Once he was freed, Bahari wrote a series of articles and a book about his experience. He met with Jon Stewart to see if he’d be interested in adapting for a film. Trying to get other screenwriters and directors on board was a time consuming process. Stewart felt it was important to get the story out quickly, so he decided to get back into the filmmaking game himself.
While it was the first time he directed a feature film, he did reminisce about his period as an actor. “We shot ‘Death to Smoochy’ here in Toronto!”
3. On Taking Time Off and Hobbits. . .
“I was the guy making donuts for 16 years,” he said of his non-stop work at The Daily Show. “I was thrilled to get a chance to make a pizza.”
He also joked about the ephemeral nature of some of The Daily Show‘s satire. “Topical humor is the egg salad of entertainment. No matter how good it is, after three days you say ‘what the fu*k is that?!?’ Film, for better or worse, is more lasting.”
His hiatus led to John Oliver’s stint as The Daily Show‘s host, who has now moved on to his own similar show on HBO. Stewart knew that once Oliver was out in front, he’d lose him as a correspondent when the gig was over. “Once you’ve held on to the ring, it’s hard to go back to being an ordinary Hobbit.”
4. How “Rosewater” Isn’t That Different. . .
While “Rosewater” features some absurdist humor based on reality – like dialing ‘9’ to get an outside line, even at a torture facility – it is far different from what people may expect from Jon Stewart. However, he doesn’t see it as that different from the satire of The Daily Show.

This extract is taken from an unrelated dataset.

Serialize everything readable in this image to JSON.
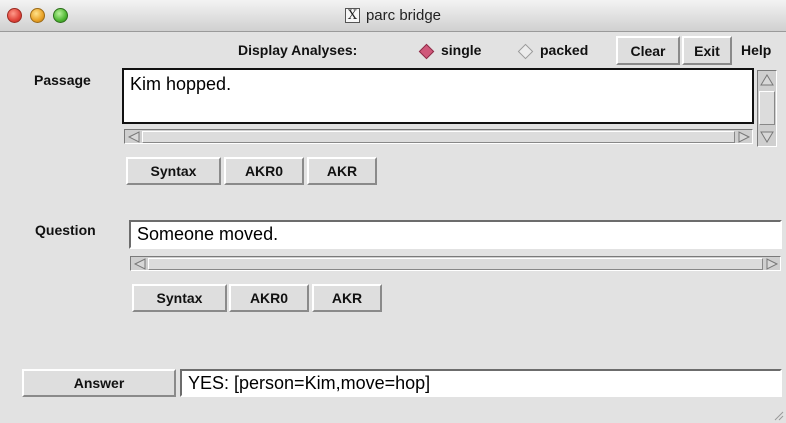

“Satire helps idiots like me cope,” he mused about the seriousness of his work. “When your country invades another country for no reason, we make jokes to deal with the shame. This film was just another way to be serious.”
5. Fact, Fiction and “Quiet Inauthenticity”. . .
In “Rosewater,” Maziar Bahari is played by Gael Garcia Bernal. While all on stage joked at how handsome Bernal is – and, boy, is he ever – there is the question of casting a Hollywood-approved Mexican in the role of a Persian.
Originally Stewart wanted to be as completely hardcore as possible, even shooting the film in Farsi. (He joked, “I wanted the torturers to be actual torturers!”) He then recognized that his goal was to get this story to as many people as possible, and to be somewhat accommodating.
“I am not a great Iranian filmmaker,” Stewart confessed. “Did we get the South Teheran accent down?” He answered his own question with a shrug. He referred to his film as having “quiet inauthenticity.” The changes to the script and composite characters are “simplistic and reductive, but not insulting.”
6. His Message to Critics
Stewart points out that the most charismatic and sympathetic side character in the film is a person of devout Islamic faith. When asked if he’s worried about seeming too much of a cozy liberal, he was adamant. “How do you get dogmatic people not to give you sh*t? You don’t. I am open to criticism, but if you give me dogma as truth, go fu*k yourself!”
7. Who Are His Producing Partners/Conspirators?
The Q&A moderator read a statement that the Iranian government has accused Rosewater of being a product of “the Zionist lobby and the CIA.” Stewart, red-faced and chuckling, peeled back the curtain on how shooting went.
“Yes, the Zionists said ‘we’d like that to be green’ but the CIA said, ‘no, no, we want it blue.’ It was tough!”
Rosewater will be out in theaters on November 7th.